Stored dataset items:

*** Begin section ***

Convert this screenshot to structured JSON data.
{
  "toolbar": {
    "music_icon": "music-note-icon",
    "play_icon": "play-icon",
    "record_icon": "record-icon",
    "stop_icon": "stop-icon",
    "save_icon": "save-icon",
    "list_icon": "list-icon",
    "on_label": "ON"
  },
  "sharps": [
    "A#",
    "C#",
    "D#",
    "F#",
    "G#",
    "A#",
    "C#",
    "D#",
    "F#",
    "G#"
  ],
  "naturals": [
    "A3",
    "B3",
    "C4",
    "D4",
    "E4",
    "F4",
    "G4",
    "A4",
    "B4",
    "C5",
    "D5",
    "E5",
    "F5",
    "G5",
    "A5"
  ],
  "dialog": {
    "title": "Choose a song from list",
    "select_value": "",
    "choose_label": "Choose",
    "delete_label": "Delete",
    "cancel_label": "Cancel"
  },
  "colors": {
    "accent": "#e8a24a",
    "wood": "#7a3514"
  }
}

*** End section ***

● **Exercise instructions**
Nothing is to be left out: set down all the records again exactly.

● **Written response**
Convert this screenshot to structured JSON data.
{
  "toolbar": {
    "music_icon": "music-note-icon",
    "play_icon": "play-icon",
    "record_icon": "record-icon",
    "stop_icon": "stop-icon",
    "save_icon": "save-icon",
    "list_icon": "list-icon",
    "on_label": "ON"
  },
  "sharps": [
    "A#",
    "C#",
    "D#",
    "F#",
    "G#",
    "A#",
    "C#",
    "D#",
    "F#",
    "G#"
  ],
  "naturals": [
    "A3",
    "B3",
    "C4",
    "D4",
    "E4",
    "F4",
    "G4",
    "A4",
    "B4",
    "C5",
    "D5",
    "E5",
    "F5",
    "G5",
    "A5"
  ],
  "dialog": {
    "title": "Choose a song from list",
    "select_value": "",
    "choose_label": "Choose",
    "delete_label": "Delete",
    "cancel_label": "Cancel"
  },
  "colors": {
    "accent": "#e8a24a",
    "wood": "#7a3514"
  }
}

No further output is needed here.